By Liz Hoffman, Jenny Strasburg and Sarah Krouse
SoftBank Group agreed to buy asset manager Fortress Investment Group LLC for $3.3 billion, in a surprising move that is part of an effort by the Japanese technology giant to transform itself into one of the world’s largest investment firms.
Fortress Class A stockholders are to get $8.08 a share, the companies announced late Tuesday after The Wall Street Journal reported on the deal. That is 39% above the closing price Monday, excluding dividends. The shares surged by about 6% Tuesday before word of the acquisition surfaced.
The move took some SoftBank watchers by surprise. The company, run by Masayoshi Son , one of the best-known and most-colorful Japanese businessmen, is known for bold acquisition moves in the technology and communications arena. In September, for example, SoftBank purchased ARM Holdings PLC, a U.K. designer of microprocessors, for about $32 billion ; in 2013, it acquired control of U.S. mobile-phone carrier Sprint Corp.
The Fortress acquisition nonetheless fits Mr. Son’s ambitious long-term plans to become one of the world’s biggest asset managers, focusing on technology but with a broader platform to raise money and shepherd companies across different sectors. In a statement, Mr. Son said the acquisition, along with a gigantic investment fund he’s creating, will speed up a transformation aimed at long-term growth.

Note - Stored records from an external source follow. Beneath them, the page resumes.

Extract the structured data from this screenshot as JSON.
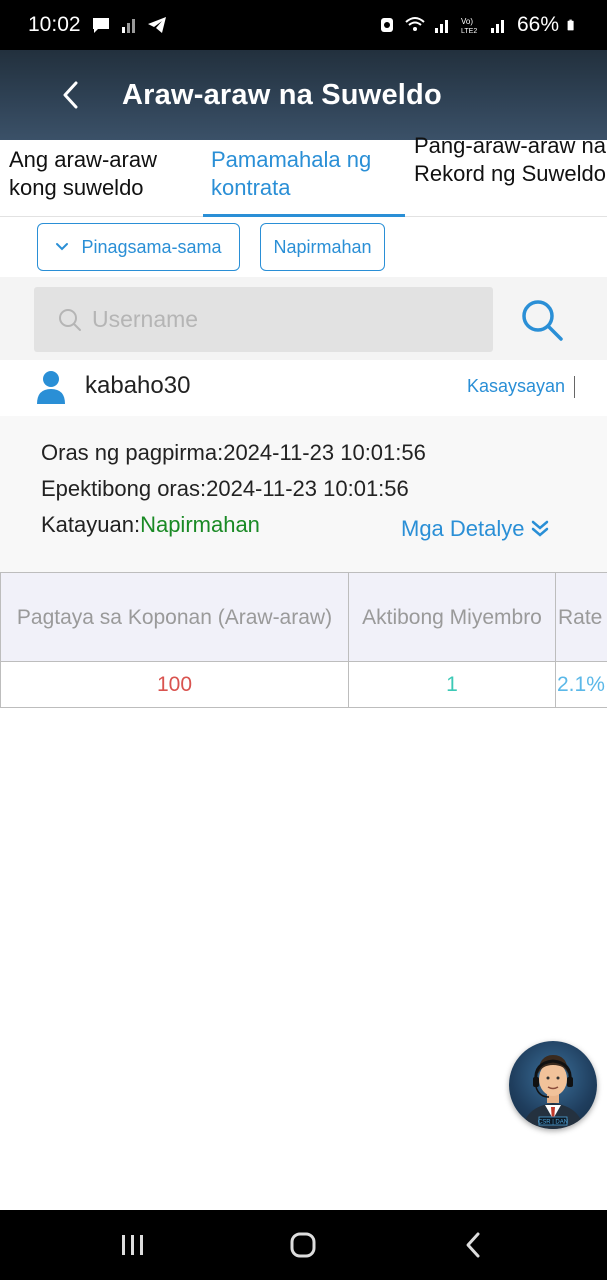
{
  "status_bar": {
    "time": "10:02",
    "battery": "66%",
    "icons": [
      "chat-icon",
      "signal-icon",
      "telegram-icon",
      "alarm-icon",
      "wifi-icon",
      "signal-icon",
      "volte-icon",
      "battery-icon"
    ]
  },
  "header": {
    "title": "Araw-araw na Suweldo",
    "back_icon": "chevron-left-icon"
  },
  "tabs": [
    {
      "label": "Ang araw-araw kong suweldo",
      "active": false
    },
    {
      "label": "Pamamahala ng kontrata",
      "active": true
    },
    {
      "label": "Pang-araw-araw na Rekord ng Suweldo",
      "active": false
    }
  ],
  "filters": {
    "combined_label": "Pinagsama-sama",
    "signed_label": "Napirmahan"
  },
  "search": {
    "placeholder": "Username",
    "value": ""
  },
  "user": {
    "name": "kabaho30",
    "history_link": "Kasaysayan"
  },
  "details": {
    "sign_time_label": "Oras ng pagpirma:",
    "sign_time_value": "2024-11-23 10:01:56",
    "effective_time_label": "Epektibong oras:",
    "effective_time_value": "2024-11-23 10:01:56",
    "status_label": "Katayuan:",
    "status_value": "Napirmahan",
    "more_label": "Mga Detalye"
  },
  "table": {
    "headers": [
      "Pagtaya sa Koponan (Araw-araw)",
      "Aktibong Miyembro",
      "Rate"
    ],
    "rows": [
      [
        "100",
        "1",
        "2.1%"
      ]
    ]
  },
  "colors": {
    "accent": "#2a8fd6",
    "header_bg": "#2f4255",
    "status_green": "#1a8a25",
    "value_red": "#d9534f",
    "value_teal": "#3cc9b6"
  },
  "nav": [
    "recent-apps-icon",
    "home-icon",
    "back-icon"
  ]
}
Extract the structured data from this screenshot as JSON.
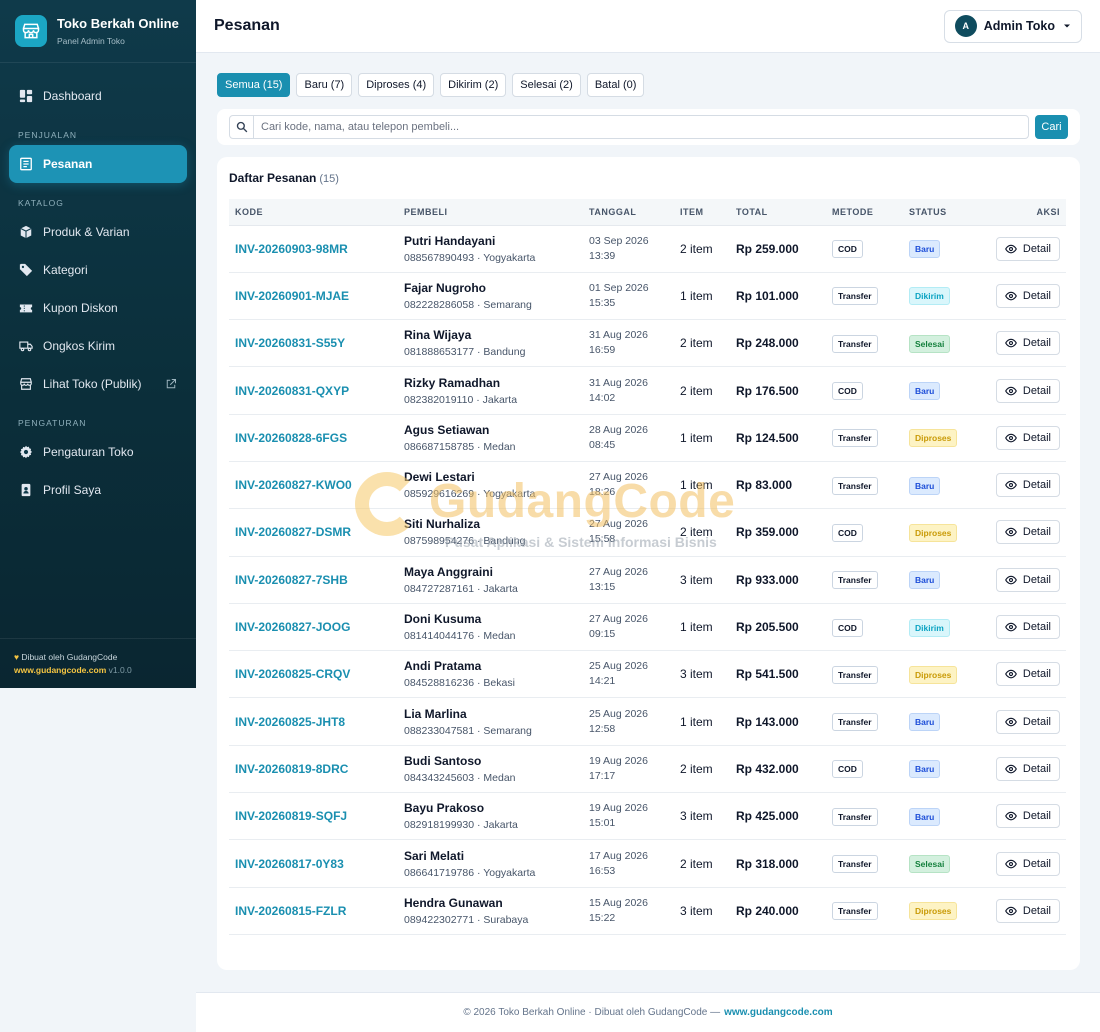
{
  "brand": {
    "name": "Toko Berkah Online",
    "subtitle": "Panel Admin Toko"
  },
  "sidebar": {
    "dashboard": "Dashboard",
    "section_penjualan": "PENJUALAN",
    "pesanan": "Pesanan",
    "section_katalog": "KATALOG",
    "produk": "Produk & Varian",
    "kategori": "Kategori",
    "kupon": "Kupon Diskon",
    "ongkos": "Ongkos Kirim",
    "lihat_toko": "Lihat Toko (Publik)",
    "section_pengaturan": "PENGATURAN",
    "pengaturan_toko": "Pengaturan Toko",
    "profil": "Profil Saya",
    "footer_credit": "Dibuat oleh GudangCode",
    "footer_url": "www.gudangcode.com",
    "footer_version": "v1.0.0"
  },
  "header": {
    "title": "Pesanan",
    "user_initial": "A",
    "user_name": "Admin Toko"
  },
  "tabs": [
    "Semua (15)",
    "Baru (7)",
    "Diproses (4)",
    "Dikirim (2)",
    "Selesai (2)",
    "Batal (0)"
  ],
  "search": {
    "placeholder": "Cari kode, nama, atau telepon pembeli...",
    "button": "Cari"
  },
  "orders_card": {
    "title": "Daftar Pesanan",
    "count": "(15)"
  },
  "columns": {
    "kode": "KODE",
    "pembeli": "PEMBELI",
    "tanggal": "TANGGAL",
    "item": "ITEM",
    "total": "TOTAL",
    "metode": "METODE",
    "status": "STATUS",
    "aksi": "AKSI"
  },
  "detail_label": "Detail",
  "orders": [
    {
      "code": "INV-20260903-98MR",
      "name": "Putri Handayani",
      "phone_city": "088567890493 · Yogyakarta",
      "date": "03 Sep 2026",
      "time": "13:39",
      "items": "2 item",
      "total": "Rp 259.000",
      "method": "COD",
      "status": "Baru",
      "status_class": "s-baru"
    },
    {
      "code": "INV-20260901-MJAE",
      "name": "Fajar Nugroho",
      "phone_city": "082228286058 · Semarang",
      "date": "01 Sep 2026",
      "time": "15:35",
      "items": "1 item",
      "total": "Rp 101.000",
      "method": "Transfer",
      "status": "Dikirim",
      "status_class": "s-dikirim"
    },
    {
      "code": "INV-20260831-S55Y",
      "name": "Rina Wijaya",
      "phone_city": "081888653177 · Bandung",
      "date": "31 Aug 2026",
      "time": "16:59",
      "items": "2 item",
      "total": "Rp 248.000",
      "method": "Transfer",
      "status": "Selesai",
      "status_class": "s-selesai"
    },
    {
      "code": "INV-20260831-QXYP",
      "name": "Rizky Ramadhan",
      "phone_city": "082382019110 · Jakarta",
      "date": "31 Aug 2026",
      "time": "14:02",
      "items": "2 item",
      "total": "Rp 176.500",
      "method": "COD",
      "status": "Baru",
      "status_class": "s-baru"
    },
    {
      "code": "INV-20260828-6FGS",
      "name": "Agus Setiawan",
      "phone_city": "086687158785 · Medan",
      "date": "28 Aug 2026",
      "time": "08:45",
      "items": "1 item",
      "total": "Rp 124.500",
      "method": "Transfer",
      "status": "Diproses",
      "status_class": "s-diproses"
    },
    {
      "code": "INV-20260827-KWO0",
      "name": "Dewi Lestari",
      "phone_city": "085929616269 · Yogyakarta",
      "date": "27 Aug 2026",
      "time": "18:26",
      "items": "1 item",
      "total": "Rp 83.000",
      "method": "Transfer",
      "status": "Baru",
      "status_class": "s-baru"
    },
    {
      "code": "INV-20260827-DSMR",
      "name": "Siti Nurhaliza",
      "phone_city": "087598954276 · Bandung",
      "date": "27 Aug 2026",
      "time": "15:58",
      "items": "2 item",
      "total": "Rp 359.000",
      "method": "COD",
      "status": "Diproses",
      "status_class": "s-diproses"
    },
    {
      "code": "INV-20260827-7SHB",
      "name": "Maya Anggraini",
      "phone_city": "084727287161 · Jakarta",
      "date": "27 Aug 2026",
      "time": "13:15",
      "items": "3 item",
      "total": "Rp 933.000",
      "method": "Transfer",
      "status": "Baru",
      "status_class": "s-baru"
    },
    {
      "code": "INV-20260827-JOOG",
      "name": "Doni Kusuma",
      "phone_city": "081414044176 · Medan",
      "date": "27 Aug 2026",
      "time": "09:15",
      "items": "1 item",
      "total": "Rp 205.500",
      "method": "COD",
      "status": "Dikirim",
      "status_class": "s-dikirim"
    },
    {
      "code": "INV-20260825-CRQV",
      "name": "Andi Pratama",
      "phone_city": "084528816236 · Bekasi",
      "date": "25 Aug 2026",
      "time": "14:21",
      "items": "3 item",
      "total": "Rp 541.500",
      "method": "Transfer",
      "status": "Diproses",
      "status_class": "s-diproses"
    },
    {
      "code": "INV-20260825-JHT8",
      "name": "Lia Marlina",
      "phone_city": "088233047581 · Semarang",
      "date": "25 Aug 2026",
      "time": "12:58",
      "items": "1 item",
      "total": "Rp 143.000",
      "method": "Transfer",
      "status": "Baru",
      "status_class": "s-baru"
    },
    {
      "code": "INV-20260819-8DRC",
      "name": "Budi Santoso",
      "phone_city": "084343245603 · Medan",
      "date": "19 Aug 2026",
      "time": "17:17",
      "items": "2 item",
      "total": "Rp 432.000",
      "method": "COD",
      "status": "Baru",
      "status_class": "s-baru"
    },
    {
      "code": "INV-20260819-SQFJ",
      "name": "Bayu Prakoso",
      "phone_city": "082918199930 · Jakarta",
      "date": "19 Aug 2026",
      "time": "15:01",
      "items": "3 item",
      "total": "Rp 425.000",
      "method": "Transfer",
      "status": "Baru",
      "status_class": "s-baru"
    },
    {
      "code": "INV-20260817-0Y83",
      "name": "Sari Melati",
      "phone_city": "086641719786 · Yogyakarta",
      "date": "17 Aug 2026",
      "time": "16:53",
      "items": "2 item",
      "total": "Rp 318.000",
      "method": "Transfer",
      "status": "Selesai",
      "status_class": "s-selesai"
    },
    {
      "code": "INV-20260815-FZLR",
      "name": "Hendra Gunawan",
      "phone_city": "089422302771 · Surabaya",
      "date": "15 Aug 2026",
      "time": "15:22",
      "items": "3 item",
      "total": "Rp 240.000",
      "method": "Transfer",
      "status": "Diproses",
      "status_class": "s-diproses"
    }
  ],
  "footer": {
    "text": "© 2026 Toko Berkah Online · Dibuat oleh GudangCode —",
    "link": "www.gudangcode.com"
  },
  "watermark": {
    "title": "GudangCode",
    "subtitle": "Pusat Aplikasi & Sistem Informasi Bisnis"
  },
  "colors": {
    "accent": "#1a8fb0",
    "sidebar_bg": "#0f3a4a",
    "brand_gold": "#f5c542"
  }
}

Mr. Son is spearheading the $100 billion fund to help put his company and investors at the forefront of emerging technologies such as artificial intelligence and the Internet of Things, in which everyday objects such as thermostats, watches and cars are connected online.
The deal will make SoftBank one of the biggest alternative asset managers in the world. Fortress, which is listed on the New York Stock Exchange, manages about $70 billion in assets and invests in real estate, credit and private equity. The firm was founded in 1998 and is led by Chief Executive Randy Nardone, who, along with Pete Briger and Wes Edens, will continue to lead Fortress.
The firm will continue to operate independently within SoftBank and be based in New York.
So-called alternative-asset managers like Fortress have emerged as appealing targets to some in part because they are able to charge higher fees and typically require long-term investments from backers. Revenue at traditional money management firms has been squeezed in recent years by the growing popularity of low-cost index-tracking funds and a difficult environment for stock pickers.
SoftBank gains a global network of investors that could help it find and structure deals. It also picks up an asset-management back office—compliance, legal and other functions—that could help as it builds out its own investing business.
SoftBank believes it can double Fortress’s assets in the next few years, partly by shopping its funds to Mr. Son’s network of sovereign funds and global billionaires, according to people familiar with the matter. It plans to sell a slice of Fortress’s operating unit, known as the general partner, to some in that network, the people said.
Fortress was the first U.S. hedge-fund manager to sell shares to the public, in early 2007. Its public offering raised more than $600 million at a frothy time in the markets and when hedge-fund assets were swelling. It valued the company at more than $7 billion, with the shares debuting at $35 each—almost double their offering price and well above what it is selling for now.
The IPO was billed as a move toward ‘democratizing’ hedge- and private-equity funds, which have long been reserved for the wealthy and big institutional investors such as pension funds.
But Fortress’s shares soon slid as the financial crisis broadly hit the returns of private investment funds.
Today it is one of many publicly traded U.S. asset management firms, including several focused on so-called alternative asset classes. Fortress shares have had a boost in recent months as some financial stocks gained ground. They were up 28% so far this year and rose 25% after hours to $7.75.
Despite recent success in credit investing, Fortress hasn't been immune from a yearslong slump in hedge-fund performance. The firm in recent years shut down a fund that bet on global macroeconomic shifts, though it still has a credit business. In addition to its alternative strategies, Fortress also owns Logan Circle Partners, a fixed-income investing unit.
Foreign investors, particularly from Asia, have been shopping for financial-services assets in the U.S. in recent years. Singapore-based Shanda Group, which bought a stake in Legg Mason Inc. last year, has said it plans to increase that position to 15% from 10%, for example.
London-based bankers Nizar Al-Bassam and Dalinc Ariburnu, of investment firm F.A.B. Partners, helped arrange Tuesday’s deal and are advisers to SoftBank’s new investment vehicle, known as the Vision Fund. Messrs. Al-Bassam and Ariburnu previously worked with the head of the fund, Rajeev Misra , at Deutsche Bank /zigman2/quotes/203042512/composite DB +1.49% AG. Mr. Misra worked at Fortress for less than a year before he joined SoftBank in 2014.
The F.A.B. bankers since December have been working on the Fortress deal, according to a person familiar with the matter. SoftBank executives and their advisers have internally discussed a target for doubling Fortress’s assets in the next three years.
Corrections & Amplifications
SoftBank purchased ARM Holdings for $32 billion in September. An earlier version of this article misstated the price.